Mr Shorten interjecting

Mr ABBOTT: Yes, as the Leader of the Opposition interjects, it was frozen by the Howard government in very different circumstances to those that apply today—in circumstances where the Howard government consistently delivered surpluses at one per cent of GDP. There were successive surpluses at almost one per cent of GDP by the Howard government. Of course, under members opposite we got deficits of about three per cent of GDP.

Mr Burke: Madam Speaker, I rise on a point of order. To be directly relevant the Prime Minister needs to explain the impact on Victorian motorists.

The SPEAKER: The member will resume his seat. There is no point of order. The Prime Minister has the call.

Mr ABBOTT: So the cost on the average family is 40c a week or $20 a year. Of course, the average Australian household is $550 a year better off because of this government's abolition of the carbon tax. The average Victorian family is going to benefit massively from the $3 billion that this government is committing to the East West Link under contracts that members opposite want to tear up. They hate the East West Link. They hate the sanctity of contract and they are going to damage the motoring public of Victoria by failing to proceed with something which is vital for the long-term future of Melbourne, Victoria and Australia.
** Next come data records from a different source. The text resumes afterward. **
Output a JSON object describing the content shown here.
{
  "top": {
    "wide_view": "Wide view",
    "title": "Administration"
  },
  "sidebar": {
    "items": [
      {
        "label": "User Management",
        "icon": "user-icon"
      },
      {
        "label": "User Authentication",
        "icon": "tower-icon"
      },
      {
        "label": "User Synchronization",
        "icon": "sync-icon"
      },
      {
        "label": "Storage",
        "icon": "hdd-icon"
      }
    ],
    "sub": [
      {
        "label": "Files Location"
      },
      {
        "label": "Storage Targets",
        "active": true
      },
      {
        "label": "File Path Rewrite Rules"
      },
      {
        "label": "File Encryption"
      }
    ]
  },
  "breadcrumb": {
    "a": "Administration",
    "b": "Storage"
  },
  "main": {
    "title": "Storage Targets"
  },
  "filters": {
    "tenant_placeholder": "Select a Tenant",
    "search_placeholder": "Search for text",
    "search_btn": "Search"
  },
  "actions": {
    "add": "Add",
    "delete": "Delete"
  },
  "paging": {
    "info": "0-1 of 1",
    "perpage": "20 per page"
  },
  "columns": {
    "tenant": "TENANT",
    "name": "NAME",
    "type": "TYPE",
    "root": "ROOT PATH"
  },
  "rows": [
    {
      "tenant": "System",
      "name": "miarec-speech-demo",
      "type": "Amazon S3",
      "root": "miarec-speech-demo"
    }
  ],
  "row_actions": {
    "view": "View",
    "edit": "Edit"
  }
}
This was a budget measure; a reasonable budget measure that was originally introduced by the Hawke government in the days when Labor had real leadership and was really committed to the national interest, and I am very happy to see it coming back.